If Jesus needed moments of retreat, then we need them, too. You are not so skilled, gifted, or equipped to not desperately need times of refueling. In our culture, we see endurance and effectiveness almost as a badge of ministry honor. When it comes to our need to reflect, rest, and find restoration, we have missed it. Everyone needs scheduled time to retreat.
Let’s explore three types of spiritual retreats and how they can help us lead with more passion and joy.
A weekly or monthly block of time where you step away to be still.
There is nothing more significant than the pause button when you are trying to watch a show at the end of a long day. You know that moment! The kids or the dog demand your attention, so you hit pause to turn away from the show and give them what they need: your attention. In ministry, you are dealing with your soul and not an episode of something on Netflix. Your soul matters, and making time to calendar pause moments allows you to give attention to what matters most. In fact, I believe it is essential.
A pause spiritual retreat is a planned moment in your calendar when you block off time to sit, pray, read, and listen to the Holy Spirit’s leadership. It can be an afternoon, a day, or an hour. It can happen in your office, a local park, or a chapel in a local church. The biggest blessing from a pause retreat is that it can be regular and give your soul time to catch up in the busy world we serve.
MINISTRY PERSPECTIVE RETREAT
Exploring other churches and leaders in time away to listen and learn.
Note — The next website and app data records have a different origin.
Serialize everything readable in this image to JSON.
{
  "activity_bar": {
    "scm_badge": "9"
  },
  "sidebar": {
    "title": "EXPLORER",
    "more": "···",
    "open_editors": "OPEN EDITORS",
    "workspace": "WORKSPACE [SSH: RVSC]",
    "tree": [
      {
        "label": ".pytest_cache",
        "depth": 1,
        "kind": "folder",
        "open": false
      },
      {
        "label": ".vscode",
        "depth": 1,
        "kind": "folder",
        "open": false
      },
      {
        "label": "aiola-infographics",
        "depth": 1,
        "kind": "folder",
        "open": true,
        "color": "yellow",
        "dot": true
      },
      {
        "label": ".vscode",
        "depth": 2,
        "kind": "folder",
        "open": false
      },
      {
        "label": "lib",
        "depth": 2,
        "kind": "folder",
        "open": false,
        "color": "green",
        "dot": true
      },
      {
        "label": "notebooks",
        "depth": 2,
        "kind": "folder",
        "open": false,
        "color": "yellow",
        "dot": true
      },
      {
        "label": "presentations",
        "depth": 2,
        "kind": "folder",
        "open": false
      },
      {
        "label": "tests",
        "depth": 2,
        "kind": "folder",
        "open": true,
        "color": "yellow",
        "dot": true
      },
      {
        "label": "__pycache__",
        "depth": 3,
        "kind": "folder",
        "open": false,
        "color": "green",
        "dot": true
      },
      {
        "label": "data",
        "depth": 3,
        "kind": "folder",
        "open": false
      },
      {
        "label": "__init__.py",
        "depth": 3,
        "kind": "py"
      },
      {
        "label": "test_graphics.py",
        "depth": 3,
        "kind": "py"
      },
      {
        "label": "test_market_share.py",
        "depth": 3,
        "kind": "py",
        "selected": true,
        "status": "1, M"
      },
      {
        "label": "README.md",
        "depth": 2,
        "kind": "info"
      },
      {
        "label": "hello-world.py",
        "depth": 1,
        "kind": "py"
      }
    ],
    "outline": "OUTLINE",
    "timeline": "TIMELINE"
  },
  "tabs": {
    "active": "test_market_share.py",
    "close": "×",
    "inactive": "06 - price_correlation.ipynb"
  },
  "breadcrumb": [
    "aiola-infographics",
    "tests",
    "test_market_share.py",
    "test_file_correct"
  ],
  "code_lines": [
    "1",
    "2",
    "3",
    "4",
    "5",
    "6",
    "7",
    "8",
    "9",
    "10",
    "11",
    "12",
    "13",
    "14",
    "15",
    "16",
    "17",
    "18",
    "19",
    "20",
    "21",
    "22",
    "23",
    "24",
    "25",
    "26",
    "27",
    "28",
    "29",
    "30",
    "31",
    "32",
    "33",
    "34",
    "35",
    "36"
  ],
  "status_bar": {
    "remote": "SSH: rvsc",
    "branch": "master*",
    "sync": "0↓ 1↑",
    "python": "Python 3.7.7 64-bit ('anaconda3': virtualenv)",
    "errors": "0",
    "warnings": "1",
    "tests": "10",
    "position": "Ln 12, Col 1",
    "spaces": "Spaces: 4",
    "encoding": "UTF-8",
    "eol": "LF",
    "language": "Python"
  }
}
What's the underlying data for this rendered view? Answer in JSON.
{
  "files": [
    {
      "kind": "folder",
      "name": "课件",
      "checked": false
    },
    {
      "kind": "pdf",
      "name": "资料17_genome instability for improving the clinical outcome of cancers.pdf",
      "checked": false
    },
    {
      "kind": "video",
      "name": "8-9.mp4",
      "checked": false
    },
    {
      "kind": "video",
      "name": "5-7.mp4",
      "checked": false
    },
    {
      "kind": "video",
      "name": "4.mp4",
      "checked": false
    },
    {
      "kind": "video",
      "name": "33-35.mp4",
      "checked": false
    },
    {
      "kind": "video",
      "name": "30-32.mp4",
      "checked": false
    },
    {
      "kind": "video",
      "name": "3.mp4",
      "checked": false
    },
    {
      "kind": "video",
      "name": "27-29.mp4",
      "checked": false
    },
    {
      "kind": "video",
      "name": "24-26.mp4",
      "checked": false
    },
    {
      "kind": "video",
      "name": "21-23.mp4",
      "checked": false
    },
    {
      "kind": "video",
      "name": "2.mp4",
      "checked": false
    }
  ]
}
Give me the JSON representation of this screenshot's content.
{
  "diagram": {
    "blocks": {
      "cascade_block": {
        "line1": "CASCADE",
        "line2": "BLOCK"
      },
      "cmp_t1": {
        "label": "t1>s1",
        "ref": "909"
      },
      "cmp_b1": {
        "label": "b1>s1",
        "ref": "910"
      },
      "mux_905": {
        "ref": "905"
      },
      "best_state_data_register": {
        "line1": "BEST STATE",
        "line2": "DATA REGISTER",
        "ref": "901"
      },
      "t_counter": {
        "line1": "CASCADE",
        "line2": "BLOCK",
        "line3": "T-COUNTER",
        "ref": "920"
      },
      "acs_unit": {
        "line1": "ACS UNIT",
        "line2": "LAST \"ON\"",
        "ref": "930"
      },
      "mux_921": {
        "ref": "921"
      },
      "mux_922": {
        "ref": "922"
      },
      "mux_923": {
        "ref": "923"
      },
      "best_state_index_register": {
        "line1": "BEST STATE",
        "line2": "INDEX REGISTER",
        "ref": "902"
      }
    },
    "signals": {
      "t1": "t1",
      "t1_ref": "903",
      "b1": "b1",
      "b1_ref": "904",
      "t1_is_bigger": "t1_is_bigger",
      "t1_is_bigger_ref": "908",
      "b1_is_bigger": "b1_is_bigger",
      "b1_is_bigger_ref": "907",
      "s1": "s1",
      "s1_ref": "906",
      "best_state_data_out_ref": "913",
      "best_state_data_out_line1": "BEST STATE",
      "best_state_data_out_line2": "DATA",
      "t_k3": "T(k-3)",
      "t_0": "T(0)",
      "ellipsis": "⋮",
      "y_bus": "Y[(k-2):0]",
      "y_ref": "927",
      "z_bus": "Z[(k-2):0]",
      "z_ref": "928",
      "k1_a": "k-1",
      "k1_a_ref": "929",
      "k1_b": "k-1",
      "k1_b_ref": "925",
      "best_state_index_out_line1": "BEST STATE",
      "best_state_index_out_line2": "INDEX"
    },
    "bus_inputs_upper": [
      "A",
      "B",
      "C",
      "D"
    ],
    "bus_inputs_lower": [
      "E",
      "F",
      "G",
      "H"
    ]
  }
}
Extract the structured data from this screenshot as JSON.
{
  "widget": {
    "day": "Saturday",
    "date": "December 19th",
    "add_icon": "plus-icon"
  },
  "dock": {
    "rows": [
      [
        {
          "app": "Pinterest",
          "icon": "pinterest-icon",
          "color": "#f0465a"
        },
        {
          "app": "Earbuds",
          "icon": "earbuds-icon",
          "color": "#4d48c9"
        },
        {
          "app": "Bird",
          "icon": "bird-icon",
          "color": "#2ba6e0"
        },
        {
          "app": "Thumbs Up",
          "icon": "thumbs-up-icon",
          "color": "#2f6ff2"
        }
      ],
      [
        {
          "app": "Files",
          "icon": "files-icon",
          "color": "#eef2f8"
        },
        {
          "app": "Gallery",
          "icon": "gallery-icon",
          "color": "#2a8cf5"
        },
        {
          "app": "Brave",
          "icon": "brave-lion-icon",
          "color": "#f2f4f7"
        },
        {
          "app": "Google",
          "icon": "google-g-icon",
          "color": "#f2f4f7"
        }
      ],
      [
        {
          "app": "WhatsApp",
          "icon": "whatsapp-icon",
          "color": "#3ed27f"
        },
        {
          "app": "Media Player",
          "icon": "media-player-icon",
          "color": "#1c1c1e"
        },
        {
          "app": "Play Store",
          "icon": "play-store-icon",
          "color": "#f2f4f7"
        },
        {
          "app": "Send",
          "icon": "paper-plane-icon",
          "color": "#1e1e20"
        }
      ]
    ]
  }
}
This is one of my favorite types of spiritual retreats because I love learning from other leaders. This retreat is a time away from your regular schedule of responsibilities to connect with and learn from other leaders you respect. This retreat can be at a church across town or meeting with a leader in another state. The range and budget are flexible!
This spiritual retreat merely requires you to reach out to a few leaders, schedule some meetings, and show up ready to ask questions. Drop-in on a Sunday and watch another ministry in action. Take a leader to lunch and ask questions. Explore new ideas while they are in motion at another church. The only requirement is to make sure you add in time to think and pray alone as you process what you have learned.
An extended time away alone to be silent and listen for what is next. It is meant to be alone.
This retreat may be the most connected to the way Jesus leveraged spiritual retreats. Block out a few days, leave technology out of the plan, and just take some books and a journal to pray, think, and process. I discovered this type of retreat for three days at a monastery where I did not talk to anyone for three days. I took walks, read books, enjoyed guided times of prayer, but I remained silent.
The silent retreat aims to give God more room to rebuild and reconnect our souls to His heart. Silence allows us to:
- listen and explore what our souls are trying to tell us.
- hear the voice of God working through Scripture and our emotional health.
- be okay with not being okay and work on soul repair.
You can leverage a friend’s cabin or find a retreat center that serves pastors with these types of retreats. Give it a few days and see what can happen inside of your soul.
Explore these 3 types of retreats to see how they will help you lead with more passion and joy.
Michael Bayne is a pastor, communicator, and connector that has had the joy of serving churches in four states over the past twenty years. He is a husband to Chelsea and dad to two incredible teenage daughters. Michael currently serves as Lead Pastor of Greenville Community Church in Greenville, SC. You can contact Michael at email@example.com.
More on Care for the Soul:
Pick up your Spiritual Retreat Guide in the Toolbox: Care for Your Soul.
What does M2P Membership have to offer? LEARN MORE.
Every month we give members downloadable resources to instantly share right away with parents in their ministry.